What you will do:
Down to the last line below, repeat the entries word for word and drop the pictures.

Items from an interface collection
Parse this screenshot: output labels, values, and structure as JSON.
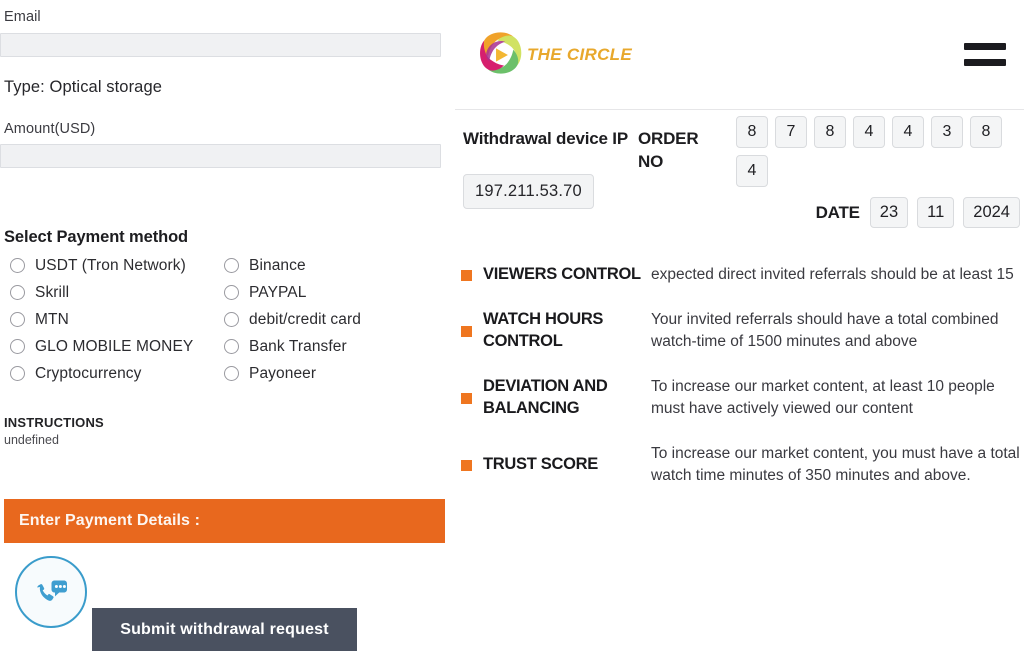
{
  "form": {
    "email_label": "Email",
    "email_value": "",
    "email_placeholder": "",
    "type_line": "Type: Optical storage",
    "amount_label": "Amount(USD)",
    "amount_value": "",
    "amount_placeholder": "",
    "payment_section_title": "Select Payment method",
    "payment_methods_left": [
      "USDT (Tron Network)",
      "Skrill",
      "MTN",
      "GLO MOBILE MONEY",
      "Cryptocurrency"
    ],
    "payment_methods_right": [
      "Binance",
      "PAYPAL",
      "debit/credit card",
      "Bank Transfer",
      "Payoneer"
    ],
    "instructions_title": "INSTRUCTIONS",
    "instructions_body": "undefined",
    "enter_payment_details": "Enter Payment Details :",
    "submit_label": "Submit withdrawal request"
  },
  "header": {
    "brand_name": "THE CIRCLE",
    "menu_icon": "hamburger-icon",
    "brand_color": "#e8a82c"
  },
  "order": {
    "withdrawal_device_ip_label": "Withdrawal device IP",
    "order_no_label": "ORDER NO",
    "ip_value": "197.211.53.70",
    "order_digits": [
      "8",
      "7",
      "8",
      "4",
      "4",
      "3",
      "8",
      "4"
    ],
    "date_caption": "DATE",
    "date_day": "23",
    "date_month": "11",
    "date_year": "2024"
  },
  "rules": {
    "bullet_color": "#ef7620",
    "items": [
      {
        "term": "VIEWERS CONTROL",
        "description": "expected direct invited referrals should be at least 15"
      },
      {
        "term": "WATCH HOURS CONTROL",
        "description": "Your invited referrals should have a total combined watch-time of 1500 minutes and above"
      },
      {
        "term": "DEVIATION AND BALANCING",
        "description": "To increase our market content, at least 10 people must have actively viewed our content"
      },
      {
        "term": "TRUST SCORE",
        "description": "To increase our market content, you must have a total watch time minutes of 350 minutes and above."
      }
    ]
  },
  "chat_widget": {
    "icon": "phone-chat-icon",
    "color": "#3a9ccb"
  },
  "theme": {
    "orange": "#e8681e",
    "submit_gray": "#4a5160"
  }
}
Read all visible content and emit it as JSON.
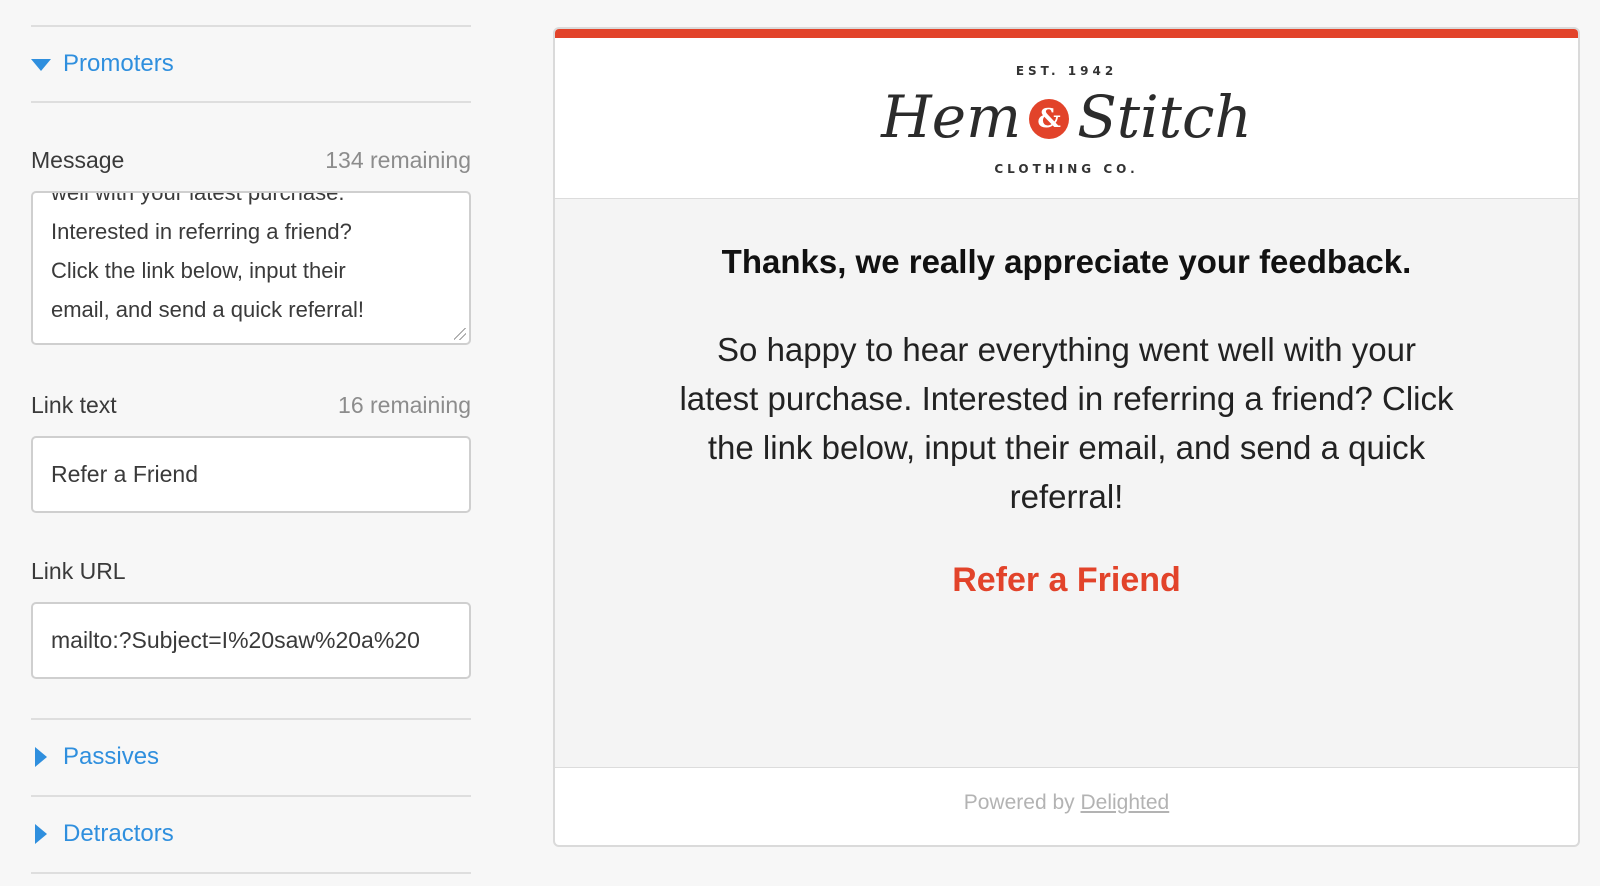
{
  "sections": {
    "promoters_label": "Promoters",
    "passives_label": "Passives",
    "detractors_label": "Detractors"
  },
  "message": {
    "label": "Message",
    "remaining": "134 remaining",
    "value": "well with your latest purchase.\nInterested in referring a friend?\nClick the link below, input their\nemail, and send a quick referral!"
  },
  "link_text": {
    "label": "Link text",
    "remaining": "16 remaining",
    "value": "Refer a Friend"
  },
  "link_url": {
    "label": "Link URL",
    "value": "mailto:?Subject=I%20saw%20a%20"
  },
  "preview": {
    "logo_est": "EST. 1942",
    "logo_word1": "Hem",
    "logo_amp": "&",
    "logo_word2": "Stitch",
    "logo_sub": "CLOTHING CO.",
    "heading": "Thanks, we really appreciate your feedback.",
    "body": "So happy to hear everything went well with your latest purchase. Interested in referring a friend? Click the link below, input their email, and send a quick referral!",
    "cta": "Refer a Friend",
    "powered_prefix": "Powered by",
    "powered_link": "Delighted"
  },
  "colors": {
    "accent": "#e2432a",
    "link_blue": "#2f8fde"
  }
}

Answer area:
Parse this screenshot: output labels, values, and structure as JSON.
{
  "form": {
    "email_label": "Email",
    "email_value": "",
    "email_placeholder": "",
    "type_line": "Type: Optical storage",
    "amount_label": "Amount(USD)",
    "amount_value": "",
    "amount_placeholder": "",
    "payment_section_title": "Select Payment method",
    "payment_methods_left": [
      "USDT (Tron Network)",
      "Skrill",
      "MTN",
      "GLO MOBILE MONEY",
      "Cryptocurrency"
    ],
    "payment_methods_right": [
      "Binance",
      "PAYPAL",
      "debit/credit card",
      "Bank Transfer",
      "Payoneer"
    ],
    "instructions_title": "INSTRUCTIONS",
    "instructions_body": "undefined",
    "enter_payment_details": "Enter Payment Details :",
    "submit_label": "Submit withdrawal request"
  },
  "header": {
    "brand_name": "THE CIRCLE",
    "menu_icon": "hamburger-icon",
    "brand_color": "#e8a82c"
  },
  "order": {
    "withdrawal_device_ip_label": "Withdrawal device IP",
    "order_no_label": "ORDER NO",
    "ip_value": "197.211.53.70",
    "order_digits": [
      "8",
      "7",
      "8",
      "4",
      "4",
      "3",
      "8",
      "4"
    ],
    "date_caption": "DATE",
    "date_day": "23",
    "date_month": "11",
    "date_year": "2024"
  },
  "rules": {
    "bullet_color": "#ef7620",
    "items": [
      {
        "term": "VIEWERS CONTROL",
        "description": "expected direct invited referrals should be at least 15"
      },
      {
        "term": "WATCH HOURS CONTROL",
        "description": "Your invited referrals should have a total combined watch-time of 1500 minutes and above"
      },
      {
        "term": "DEVIATION AND BALANCING",
        "description": "To increase our market content, at least 10 people must have actively viewed our content"
      },
      {
        "term": "TRUST SCORE",
        "description": "To increase our market content, you must have a total watch time minutes of 350 minutes and above."
      }
    ]
  },
  "chat_widget": {
    "icon": "phone-chat-icon",
    "color": "#3a9ccb"
  },
  "theme": {
    "orange": "#e8681e",
    "submit_gray": "#4a5160"
  }
}
Read all visible content and emit it as JSON.
{
  "sections": {
    "promoters_label": "Promoters",
    "passives_label": "Passives",
    "detractors_label": "Detractors"
  },
  "message": {
    "label": "Message",
    "remaining": "134 remaining",
    "value": "well with your latest purchase.\nInterested in referring a friend?\nClick the link below, input their\nemail, and send a quick referral!"
  },
  "link_text": {
    "label": "Link text",
    "remaining": "16 remaining",
    "value": "Refer a Friend"
  },
  "link_url": {
    "label": "Link URL",
    "value": "mailto:?Subject=I%20saw%20a%20"
  },
  "preview": {
    "logo_est": "EST. 1942",
    "logo_word1": "Hem",
    "logo_amp": "&",
    "logo_word2": "Stitch",
    "logo_sub": "CLOTHING CO.",
    "heading": "Thanks, we really appreciate your feedback.",
    "body": "So happy to hear everything went well with your latest purchase. Interested in referring a friend? Click the link below, input their email, and send a quick referral!",
    "cta": "Refer a Friend",
    "powered_prefix": "Powered by",
    "powered_link": "Delighted"
  },
  "colors": {
    "accent": "#e2432a",
    "link_blue": "#2f8fde"
  }
}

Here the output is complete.